A reptile expert will tell you that snakes and other reptiles would not flourish in the cold, damp weather of Ireland even if they did make it there from the mainland. Moreover, ecologists maintain that Ireland has iced-over several times since the big Ice Age, which would kill off any residual snakes that may have been there.
In all likelihood the whole tale is some sort of allegory for “cleansing” Ireland of Druid worship (which worked well, except for the annual Druidic Wickerman festival in Ireland; the festival dates to before Patrick and attracts hundreds of thousands of people every year. I guess not all the snakes are gone!)
Irish folklore tells the tale of a battle that went on for a thousand years between the “big people” (humans) and the “wee folk” including, but not limited to, leprechauns. After a thousand years, the two great kings met and decided that they needed a truce since neither side could win. They decided to split Ireland up. Not North-South or East-West, but above ground and below. The elves and leprechauns took the underground, and were not permitted to go above ground; the humans took the land above ground, and were not permitted to go underground.
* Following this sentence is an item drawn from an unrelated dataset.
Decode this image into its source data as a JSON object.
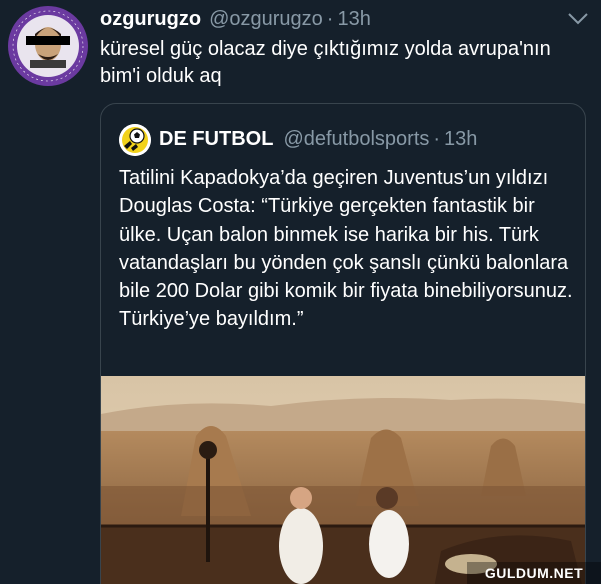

Leprechauns are residents of the underground world who are breaking the treaty. (They are known to be wily and untrustworthy that way.) They are said to have riches because they live underground where they tunnel to create huge cities, and mine diamonds and gold along the way. This is one version of where the myth of the “pot of gold” comes from. (Another is that they are guarding the loot left buried by the Danes when they came through marauding, but this is essentially the same tale. Leprechauns guard things that are from the ground or are put in the ground.)
Leprechauns are not warriors. They are shoemakers by trade. They are seen as hardworking citizens of the underground world who get drunk and come up top “for a good time” once in awhile. They have absolutely nothing to do with St. Patrick, St. Patrick’s Day, or anything pertaining to the religious aspects of the holiday. They’re just the ingredients of a neat Irish folktale that the Irish decided to toss in with the drunken revelry celebrating St. Patrick.
Copyright 2003, William Hopper.